I hate it when a friend asks for directions. It means I'm going to have to look up road names.
I rarely know the name of the road I'm driving, and for good reason. Too many of the signs are bent, missing or pointed the wrong direction to be reliable.
Plus, the same road goes by a different name every time it winds through a different town. It might be named after a flower in one town, become a tree name once it leaves the city limits and suddenly be named after a dead explorer the next town over. Yet it's all the same road.
So if I'm lost, it usually doesn't help my plight figuring out if the street I'm wandering is named for a flower, tree or dead explorer.
(I suspect the explorer died from a conniption trying to follow directions given by someone like me.)

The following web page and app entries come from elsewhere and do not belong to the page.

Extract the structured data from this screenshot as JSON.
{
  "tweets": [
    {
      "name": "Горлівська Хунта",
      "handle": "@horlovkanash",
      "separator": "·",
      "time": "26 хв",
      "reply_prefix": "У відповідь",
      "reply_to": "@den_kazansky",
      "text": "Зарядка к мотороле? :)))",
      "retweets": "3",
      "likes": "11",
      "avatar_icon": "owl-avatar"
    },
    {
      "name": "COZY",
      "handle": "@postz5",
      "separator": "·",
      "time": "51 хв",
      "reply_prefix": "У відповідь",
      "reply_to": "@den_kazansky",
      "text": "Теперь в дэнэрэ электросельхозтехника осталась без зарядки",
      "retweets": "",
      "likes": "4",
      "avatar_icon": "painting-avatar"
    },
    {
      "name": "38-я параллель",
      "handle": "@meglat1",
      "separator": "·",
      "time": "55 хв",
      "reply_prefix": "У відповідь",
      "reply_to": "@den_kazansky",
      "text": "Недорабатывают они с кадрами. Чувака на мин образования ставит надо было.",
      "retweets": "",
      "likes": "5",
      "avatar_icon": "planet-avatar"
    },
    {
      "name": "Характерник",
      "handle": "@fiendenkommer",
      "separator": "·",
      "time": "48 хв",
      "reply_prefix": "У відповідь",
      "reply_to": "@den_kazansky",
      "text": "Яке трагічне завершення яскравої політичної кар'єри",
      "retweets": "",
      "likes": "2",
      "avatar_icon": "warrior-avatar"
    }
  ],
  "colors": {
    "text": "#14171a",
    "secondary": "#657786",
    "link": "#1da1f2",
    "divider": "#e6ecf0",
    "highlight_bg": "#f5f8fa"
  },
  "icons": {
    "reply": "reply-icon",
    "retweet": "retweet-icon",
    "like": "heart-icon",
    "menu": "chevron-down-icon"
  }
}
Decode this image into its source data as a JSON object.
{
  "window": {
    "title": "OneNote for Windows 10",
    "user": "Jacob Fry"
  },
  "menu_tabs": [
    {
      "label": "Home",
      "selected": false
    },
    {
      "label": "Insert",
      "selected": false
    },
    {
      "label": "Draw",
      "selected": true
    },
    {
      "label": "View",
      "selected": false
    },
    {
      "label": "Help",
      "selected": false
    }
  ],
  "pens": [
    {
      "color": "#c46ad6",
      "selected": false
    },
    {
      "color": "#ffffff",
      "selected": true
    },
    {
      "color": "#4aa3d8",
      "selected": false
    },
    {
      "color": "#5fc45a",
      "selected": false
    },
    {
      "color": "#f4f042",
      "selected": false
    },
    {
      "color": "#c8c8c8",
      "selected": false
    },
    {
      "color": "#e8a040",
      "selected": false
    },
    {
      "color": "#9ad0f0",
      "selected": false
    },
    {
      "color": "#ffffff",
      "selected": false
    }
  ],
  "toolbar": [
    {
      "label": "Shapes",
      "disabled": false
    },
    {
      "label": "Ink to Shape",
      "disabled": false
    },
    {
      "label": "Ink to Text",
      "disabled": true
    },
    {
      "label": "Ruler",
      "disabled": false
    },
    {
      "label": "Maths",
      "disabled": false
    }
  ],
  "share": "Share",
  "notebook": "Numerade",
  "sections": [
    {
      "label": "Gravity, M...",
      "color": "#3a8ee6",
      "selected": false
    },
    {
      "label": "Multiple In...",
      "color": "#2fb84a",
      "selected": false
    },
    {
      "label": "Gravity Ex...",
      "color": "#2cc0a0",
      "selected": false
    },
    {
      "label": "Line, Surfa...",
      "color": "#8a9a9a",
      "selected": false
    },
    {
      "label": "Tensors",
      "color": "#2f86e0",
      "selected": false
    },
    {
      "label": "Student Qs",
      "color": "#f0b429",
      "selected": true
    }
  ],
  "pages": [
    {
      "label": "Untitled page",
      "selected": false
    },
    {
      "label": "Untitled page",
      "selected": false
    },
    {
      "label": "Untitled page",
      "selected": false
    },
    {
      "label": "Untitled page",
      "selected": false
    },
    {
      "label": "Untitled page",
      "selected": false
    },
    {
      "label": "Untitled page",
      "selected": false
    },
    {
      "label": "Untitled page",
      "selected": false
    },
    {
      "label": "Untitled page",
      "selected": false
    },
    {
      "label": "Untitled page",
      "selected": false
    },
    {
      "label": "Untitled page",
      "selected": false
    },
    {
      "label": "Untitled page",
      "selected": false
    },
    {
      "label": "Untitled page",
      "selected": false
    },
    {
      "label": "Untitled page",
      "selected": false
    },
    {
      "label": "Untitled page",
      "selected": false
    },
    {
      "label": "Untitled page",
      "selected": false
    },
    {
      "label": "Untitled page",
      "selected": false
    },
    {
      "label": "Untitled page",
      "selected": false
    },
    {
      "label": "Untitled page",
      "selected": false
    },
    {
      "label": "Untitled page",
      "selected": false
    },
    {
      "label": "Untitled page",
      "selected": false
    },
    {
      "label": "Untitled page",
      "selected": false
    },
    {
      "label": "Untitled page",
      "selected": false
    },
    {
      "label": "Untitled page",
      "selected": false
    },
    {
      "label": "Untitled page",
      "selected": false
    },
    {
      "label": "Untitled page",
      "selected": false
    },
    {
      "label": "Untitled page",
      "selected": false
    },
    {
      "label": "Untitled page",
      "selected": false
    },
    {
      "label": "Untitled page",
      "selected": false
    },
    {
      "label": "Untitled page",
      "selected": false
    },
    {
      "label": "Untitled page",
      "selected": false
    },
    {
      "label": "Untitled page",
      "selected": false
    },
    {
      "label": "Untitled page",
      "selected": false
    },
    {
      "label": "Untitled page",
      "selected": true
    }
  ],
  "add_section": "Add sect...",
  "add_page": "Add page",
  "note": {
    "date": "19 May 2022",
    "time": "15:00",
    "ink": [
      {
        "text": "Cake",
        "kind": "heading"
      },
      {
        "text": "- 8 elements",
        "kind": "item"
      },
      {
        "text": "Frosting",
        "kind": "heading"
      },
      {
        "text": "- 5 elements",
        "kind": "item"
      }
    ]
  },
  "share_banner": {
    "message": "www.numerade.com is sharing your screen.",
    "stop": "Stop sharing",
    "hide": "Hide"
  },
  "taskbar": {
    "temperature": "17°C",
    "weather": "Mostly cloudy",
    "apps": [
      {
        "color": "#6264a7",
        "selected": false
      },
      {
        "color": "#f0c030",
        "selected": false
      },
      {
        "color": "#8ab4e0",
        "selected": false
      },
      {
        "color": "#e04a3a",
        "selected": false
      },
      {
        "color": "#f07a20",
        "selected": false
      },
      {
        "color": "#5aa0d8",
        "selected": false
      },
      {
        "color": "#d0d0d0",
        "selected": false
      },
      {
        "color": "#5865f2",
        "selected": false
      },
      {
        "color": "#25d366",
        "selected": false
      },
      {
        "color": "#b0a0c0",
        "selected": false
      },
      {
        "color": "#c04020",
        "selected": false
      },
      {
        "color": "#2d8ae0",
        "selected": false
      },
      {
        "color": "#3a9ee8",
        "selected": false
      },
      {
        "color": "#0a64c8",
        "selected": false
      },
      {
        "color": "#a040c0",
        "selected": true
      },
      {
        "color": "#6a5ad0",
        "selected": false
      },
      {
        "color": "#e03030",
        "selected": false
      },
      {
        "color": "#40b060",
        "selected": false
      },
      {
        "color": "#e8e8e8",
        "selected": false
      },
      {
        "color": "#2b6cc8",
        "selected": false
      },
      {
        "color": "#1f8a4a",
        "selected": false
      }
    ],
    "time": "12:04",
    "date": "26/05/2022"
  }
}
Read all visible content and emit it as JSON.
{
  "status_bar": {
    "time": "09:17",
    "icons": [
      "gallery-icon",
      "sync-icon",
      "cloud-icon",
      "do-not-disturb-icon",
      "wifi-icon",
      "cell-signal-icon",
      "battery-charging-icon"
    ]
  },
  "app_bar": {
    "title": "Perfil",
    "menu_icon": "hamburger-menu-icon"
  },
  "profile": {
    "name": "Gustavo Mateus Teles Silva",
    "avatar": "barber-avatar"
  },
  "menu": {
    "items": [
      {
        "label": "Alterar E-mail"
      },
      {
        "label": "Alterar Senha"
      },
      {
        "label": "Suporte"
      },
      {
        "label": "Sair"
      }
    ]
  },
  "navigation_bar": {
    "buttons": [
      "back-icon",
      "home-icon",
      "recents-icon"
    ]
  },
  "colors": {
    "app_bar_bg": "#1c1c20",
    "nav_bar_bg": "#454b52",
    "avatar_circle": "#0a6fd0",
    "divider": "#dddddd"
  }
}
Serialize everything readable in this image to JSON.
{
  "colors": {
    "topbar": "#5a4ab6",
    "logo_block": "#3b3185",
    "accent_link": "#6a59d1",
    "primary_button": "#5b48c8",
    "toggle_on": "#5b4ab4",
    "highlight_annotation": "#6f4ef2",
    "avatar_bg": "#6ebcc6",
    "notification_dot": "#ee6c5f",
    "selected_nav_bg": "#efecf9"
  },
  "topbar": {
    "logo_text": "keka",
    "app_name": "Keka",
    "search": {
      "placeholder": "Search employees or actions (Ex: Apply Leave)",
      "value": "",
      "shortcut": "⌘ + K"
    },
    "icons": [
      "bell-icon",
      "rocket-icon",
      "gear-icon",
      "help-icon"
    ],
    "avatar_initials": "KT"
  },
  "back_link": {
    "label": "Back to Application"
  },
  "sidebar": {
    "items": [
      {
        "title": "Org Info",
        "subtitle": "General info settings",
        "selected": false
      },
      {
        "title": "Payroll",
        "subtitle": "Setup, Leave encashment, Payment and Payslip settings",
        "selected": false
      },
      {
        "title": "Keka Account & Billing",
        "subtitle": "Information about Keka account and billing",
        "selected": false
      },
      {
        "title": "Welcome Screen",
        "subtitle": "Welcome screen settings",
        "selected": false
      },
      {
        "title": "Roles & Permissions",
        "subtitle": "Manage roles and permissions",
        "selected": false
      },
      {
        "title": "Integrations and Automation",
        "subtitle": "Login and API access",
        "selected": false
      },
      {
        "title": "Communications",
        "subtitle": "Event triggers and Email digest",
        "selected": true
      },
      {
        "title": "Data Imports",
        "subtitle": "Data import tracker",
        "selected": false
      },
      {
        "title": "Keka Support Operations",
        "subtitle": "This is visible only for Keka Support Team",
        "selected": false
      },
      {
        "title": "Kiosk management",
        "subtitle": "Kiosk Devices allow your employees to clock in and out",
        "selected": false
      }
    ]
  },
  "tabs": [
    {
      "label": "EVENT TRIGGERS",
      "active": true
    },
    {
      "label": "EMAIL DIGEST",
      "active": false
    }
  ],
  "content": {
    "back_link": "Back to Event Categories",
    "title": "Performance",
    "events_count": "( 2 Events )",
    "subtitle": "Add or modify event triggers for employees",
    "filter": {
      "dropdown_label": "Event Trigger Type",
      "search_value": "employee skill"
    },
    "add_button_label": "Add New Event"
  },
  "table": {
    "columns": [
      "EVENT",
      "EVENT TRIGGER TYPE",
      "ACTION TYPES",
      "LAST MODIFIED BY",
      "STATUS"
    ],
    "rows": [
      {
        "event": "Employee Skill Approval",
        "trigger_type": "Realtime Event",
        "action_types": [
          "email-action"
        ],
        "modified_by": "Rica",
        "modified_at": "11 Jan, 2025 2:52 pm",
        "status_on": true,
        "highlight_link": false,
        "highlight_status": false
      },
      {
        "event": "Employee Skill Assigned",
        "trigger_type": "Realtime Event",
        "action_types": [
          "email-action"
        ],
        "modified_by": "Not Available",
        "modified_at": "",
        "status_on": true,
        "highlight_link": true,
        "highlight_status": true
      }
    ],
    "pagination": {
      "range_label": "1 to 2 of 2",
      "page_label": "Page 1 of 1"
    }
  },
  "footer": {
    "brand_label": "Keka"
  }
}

My usual strategy for giving directions is to direct the inquiring mind to somewhere else: ''You need to ask that guy over there on the left. No, not him. The guy on my other left.''
I usually can get to where I'm going just fine, but rarely can tell someone else how to meet me there.
Driving the other day on a road - George, I think its name was, or possibly Pete - I realized the reason is because I navigate by instinct and landmarks.
You cannot give someone directions on instinct.
''Oh, you're looking for the courthouse? Take this street - Sally, I think it's named, or possibly Ruth - and drive till there's this legal, judicial kind of feeling in the air. Then turn right. You can't miss it.''
When I give those kind of directions, people go ask the guy on one of my lefts instead.
Giving directions by landmark seems the logical choice but it's embarrassing. It reveals too much about my mindset in general:
''OK, drive down that road over there, turn at the Burger King sign and keep going until you come to the Dairy Queen and take that road that angles on the side with the picnic tables.
''If you come to the Arby's, you went too far - unless you need a jamocha shake. Then go through the drive-thru - get some curly fries, too, as long as you're there - and it will dump you out onto some dinky side street. Turn toward the McDonald's sign and you should be fine.''
My dietitian sentenced me to salads without dressing for three months when I gave her those directions.
What's worse is asking an old-timer for directions. He uses landmarks no longer there:
''Well, lemme see, first you go down Maple Road there till you get to the place where lightning knocked down the big, ol' elm tree 15 years ago. The road used to be called Elm Road till lightning burned up the elm. You can't very well name it Elm Road if the elm's gone.
''Anyway, turn there and keep going till you get to the old Hampton place. I can't recall who lives there now but they've got some fine looking cows. There's a Holstein in the field that must be 1,600 or 1,700 pounds. When you see her, you wanna take a left on that bike path. It don't look like much and has a couple bumps and holes and such, but it's a dandy little shortcut...''
Come to think of it, those are better than any directions I ever gave. Have a nice trip.
----- Point the way to the Burton W. Cole fan page on Facebook or at firstname.lastname@example.org.